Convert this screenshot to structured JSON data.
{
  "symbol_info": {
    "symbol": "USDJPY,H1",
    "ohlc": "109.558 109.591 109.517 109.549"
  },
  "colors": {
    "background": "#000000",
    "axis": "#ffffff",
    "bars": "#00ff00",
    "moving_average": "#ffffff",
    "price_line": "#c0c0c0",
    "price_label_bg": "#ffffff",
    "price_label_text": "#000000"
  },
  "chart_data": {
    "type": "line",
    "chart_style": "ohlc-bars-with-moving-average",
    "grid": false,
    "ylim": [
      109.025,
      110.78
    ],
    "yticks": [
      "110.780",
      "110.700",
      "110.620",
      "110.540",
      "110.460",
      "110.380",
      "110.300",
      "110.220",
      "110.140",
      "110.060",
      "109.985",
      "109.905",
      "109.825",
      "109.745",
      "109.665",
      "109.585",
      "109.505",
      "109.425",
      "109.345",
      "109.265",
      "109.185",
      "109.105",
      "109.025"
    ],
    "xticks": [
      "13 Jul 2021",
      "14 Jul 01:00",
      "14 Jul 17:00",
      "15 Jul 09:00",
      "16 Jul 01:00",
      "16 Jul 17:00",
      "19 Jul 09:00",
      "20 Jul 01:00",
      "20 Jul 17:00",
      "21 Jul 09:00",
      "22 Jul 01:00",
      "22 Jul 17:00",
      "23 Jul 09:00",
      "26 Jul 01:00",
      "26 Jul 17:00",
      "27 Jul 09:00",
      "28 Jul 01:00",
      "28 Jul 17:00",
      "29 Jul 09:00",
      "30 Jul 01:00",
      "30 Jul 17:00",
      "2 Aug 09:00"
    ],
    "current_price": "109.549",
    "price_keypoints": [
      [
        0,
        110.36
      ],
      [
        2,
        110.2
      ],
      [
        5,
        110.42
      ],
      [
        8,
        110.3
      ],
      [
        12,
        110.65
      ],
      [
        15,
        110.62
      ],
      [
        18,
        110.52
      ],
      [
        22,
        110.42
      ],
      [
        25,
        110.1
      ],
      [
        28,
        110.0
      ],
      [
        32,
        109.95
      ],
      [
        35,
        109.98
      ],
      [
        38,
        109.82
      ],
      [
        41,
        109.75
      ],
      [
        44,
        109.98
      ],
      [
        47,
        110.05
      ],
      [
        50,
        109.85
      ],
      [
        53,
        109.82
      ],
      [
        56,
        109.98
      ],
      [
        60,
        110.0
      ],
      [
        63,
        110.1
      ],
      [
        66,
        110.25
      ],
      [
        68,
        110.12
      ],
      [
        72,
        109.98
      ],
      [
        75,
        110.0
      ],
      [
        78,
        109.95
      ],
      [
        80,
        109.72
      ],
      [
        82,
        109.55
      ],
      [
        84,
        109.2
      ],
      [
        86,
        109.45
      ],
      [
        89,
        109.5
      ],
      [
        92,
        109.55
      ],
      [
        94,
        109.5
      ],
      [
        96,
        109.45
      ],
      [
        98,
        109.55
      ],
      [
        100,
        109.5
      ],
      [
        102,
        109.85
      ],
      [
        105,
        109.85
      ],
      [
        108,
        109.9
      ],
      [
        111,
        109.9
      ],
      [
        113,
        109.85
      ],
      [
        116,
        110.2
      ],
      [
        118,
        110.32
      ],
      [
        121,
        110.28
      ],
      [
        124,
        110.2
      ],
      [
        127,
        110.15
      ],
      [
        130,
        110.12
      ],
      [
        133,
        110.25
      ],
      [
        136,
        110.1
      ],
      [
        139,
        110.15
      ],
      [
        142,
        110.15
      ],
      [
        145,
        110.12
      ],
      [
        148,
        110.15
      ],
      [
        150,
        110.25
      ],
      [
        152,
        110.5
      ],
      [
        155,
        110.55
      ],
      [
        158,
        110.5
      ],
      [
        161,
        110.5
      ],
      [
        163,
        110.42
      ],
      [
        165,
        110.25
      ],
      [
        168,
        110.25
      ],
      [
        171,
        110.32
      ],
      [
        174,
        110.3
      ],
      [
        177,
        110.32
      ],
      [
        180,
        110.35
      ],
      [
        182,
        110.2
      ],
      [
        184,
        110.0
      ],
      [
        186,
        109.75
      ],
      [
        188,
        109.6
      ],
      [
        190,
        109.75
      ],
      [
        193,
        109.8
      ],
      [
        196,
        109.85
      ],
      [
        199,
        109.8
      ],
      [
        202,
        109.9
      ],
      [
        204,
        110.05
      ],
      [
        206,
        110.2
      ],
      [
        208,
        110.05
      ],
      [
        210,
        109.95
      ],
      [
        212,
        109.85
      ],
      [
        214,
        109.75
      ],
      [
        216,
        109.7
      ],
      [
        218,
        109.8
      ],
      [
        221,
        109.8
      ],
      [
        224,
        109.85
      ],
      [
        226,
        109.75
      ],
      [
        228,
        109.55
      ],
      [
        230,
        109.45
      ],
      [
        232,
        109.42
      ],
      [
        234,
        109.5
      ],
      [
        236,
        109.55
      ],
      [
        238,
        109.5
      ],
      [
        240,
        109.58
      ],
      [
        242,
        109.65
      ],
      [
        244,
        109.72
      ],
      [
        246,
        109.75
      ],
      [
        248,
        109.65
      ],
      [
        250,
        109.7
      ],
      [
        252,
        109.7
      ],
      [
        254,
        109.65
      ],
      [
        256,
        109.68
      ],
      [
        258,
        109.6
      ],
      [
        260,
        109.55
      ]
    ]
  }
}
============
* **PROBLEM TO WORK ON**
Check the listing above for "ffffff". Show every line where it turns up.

* **ANSWER BELOW**
    "axis": "#ffffff",
    "moving_average": "#ffffff",
    "price_label_bg": "#ffffff",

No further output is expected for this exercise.